Of course there is something impossible in this task. The materials in Recovery included eggs, rope, wine, crepe bandage... -- it's very hard to bring any of these into play without the uncontrollable invocation of an infinite net of resonances and hidden narratives. The great materialist visual/performance artists from whom we were hoping to draw inspiration, from Beuys to Schwarzkogler to Matthew Barney, are all also inveterate myth-makers, whose presentation of the object or the substance is always also a re-presentation, and a private assertion (or half-stifled limning) of personal codes and relations which, in the multiplicating context of theatre, go reverberantly apeshit. So this is not about some kind of anti-poetic purity kick and it's certainly not about simplicity or singularity.

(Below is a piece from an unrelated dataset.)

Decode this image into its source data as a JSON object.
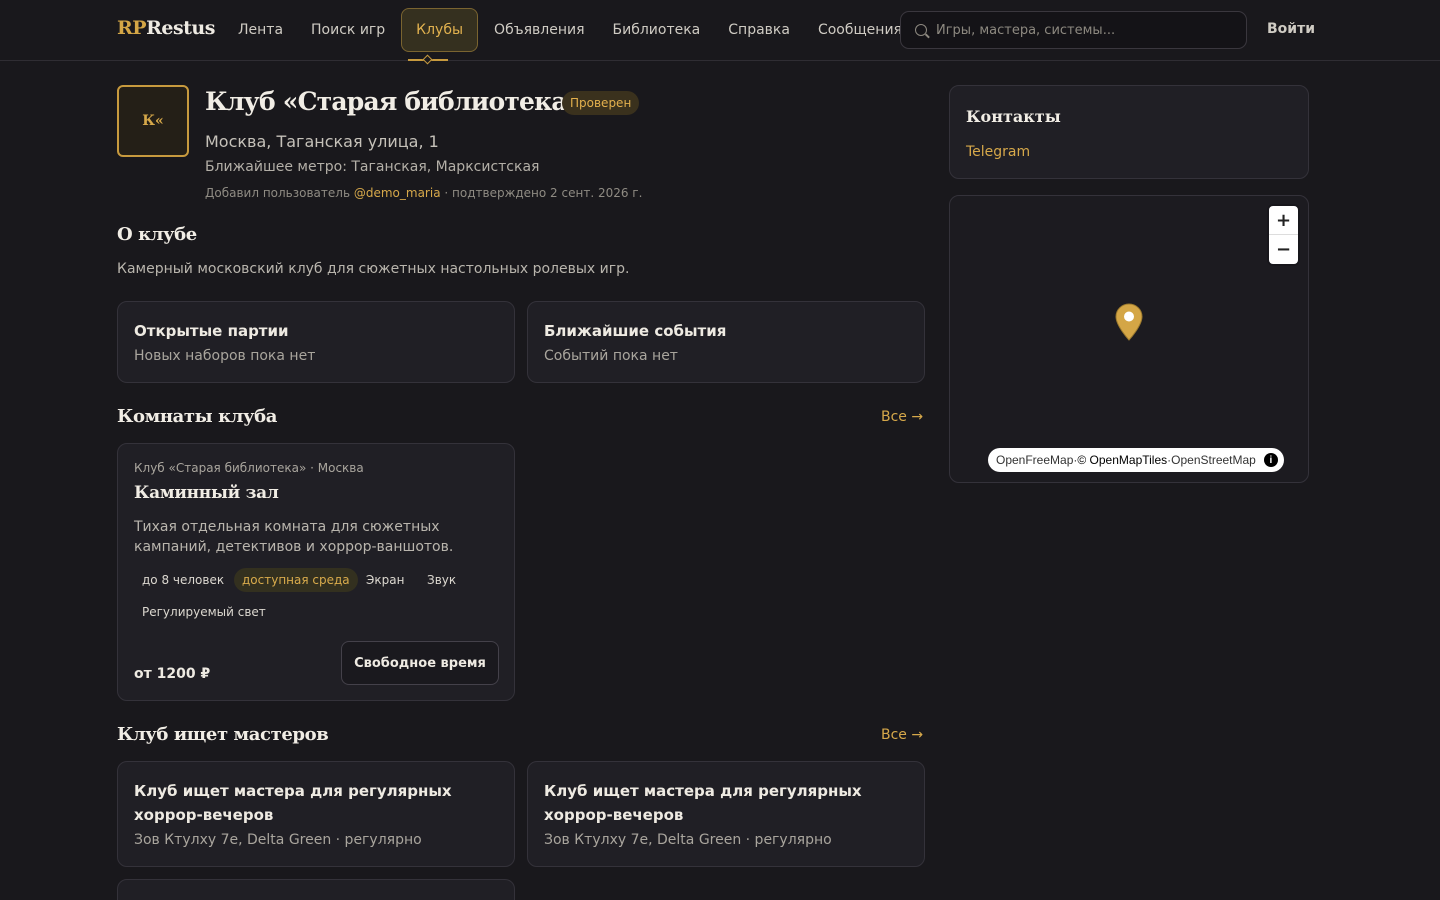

Nonetheless, at base, there seems to be a fundamental difference in these two gestures, the difference between the indicative and the subjunctive, between what is and what if. And I seek to extend this concern not only to my self-presentation and my presentation of others (as in Hey Mathew, say, most contentiously) but also to my response to the presence of the audience and the negotiation of their self-consciousness. When Paul Goodman says "I'd rather have the watchers moved by what they are doing -- watching", it's difficult to know exactly which point he's making: is he saying that the value resides in watching per se -- however devalued that may be in leading-edge theatre; or is he saying that what's important is the audience's sense that they themselves are doing something that's important, and that this is true whether they're ('simply') watching or whether they participate much more substantively in the generation of the material and the pursuit of its argument. But either way, some reflection of my point can be made out there. We say who we are, not who we might be; we make a commitment that begins in an account of what is, in all the turbulence and obliquity of that matter. Until we can see who, and what, we are, in relation to each other and the objects and materials we use and the resources we share (or don't), the question of what else there could be and what the various things we call "this" or "here" might be like under other circumstances is nearly incomprehensible, except in a subjunctive, speculative fantasy that does nothing more than take us away from ourselves for a while: a pleasure, but one entirely propelled by privilege -- whether that's the privilege of leisure time, or the privilege of being a child.